After an airport welcome in Riyadh, Obama travelled to King Abdullah’s farm where the two men were to hold talks expected to cover the Arab-Isareli conflict, US overtures to Iran and oil.
Shortly after Obama arrived Al Jazeera television aired a recording by Al-Qaeda leader Osama bin Laden in which he said the US president had planted seeds for “revenge and hatred” towards the United States in the Muslim world.
Bin Laden said Obama was continuing in the steps of his predecessor George W Bush and told Americans to be prepared for the consequences of the White House’s policies.
Obama, whose father was a Muslim and who lived in Indonesia as a boy, is trying to repair a US image badly damaged by Bush’s wars in Iraq and Afghanistan and the treatment of US military detainees.
He was due to spend the night at the Saudi king’s farm before heading on to Cairo for his speech to the Muslim world, which will fulfil a campaign promise last year to deliver an address from a Muslim capital early in his administration.
“I am confident that we’re in a moment where in Islamic countries, I think there’s a recognition that the path of extremism is not actually going to deliver a better life for people,” Obama told NBC News before he left Washington.
“I think there’s a recognition that simply being anti-American is not going to solve their problems. The steps we’re taking now to leave Iraq takes that issue and diffuses it a little bit,” he said.
Obama spokesman Robert Gibbs said earlier the speech was “about resetting our relations with the Muslim world”.
Obama cautioned against expecting too much from the speech, which he said was just the first step in opening a broader dialogue with the Muslim world.
“After all, one speech is not going to transform very real policy differences and some very difficult issues surrounding the Middle East and the relationship between Islam and the west,” Obama said.
Washington hopes Saudi Arabia will play a moderating role in Opec against price hawks such as Iran after oil prices hit a seventh-month high, threatening prospects of global economic recovery.
Saudi Arabia and the United States have a near 60-year-old relationship based on guaranteeing oil supplies in return for US protection for the Saudi monarchy.

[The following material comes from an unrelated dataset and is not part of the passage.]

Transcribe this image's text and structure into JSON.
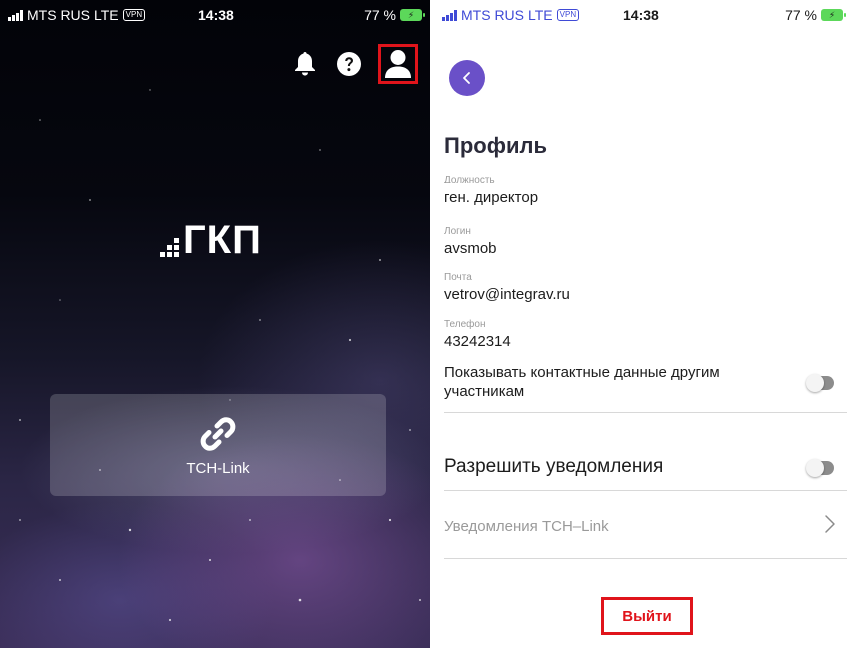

Obama has said he would discuss oil prices with King Abdullah and would argue that price spikes are not in Saudi interests.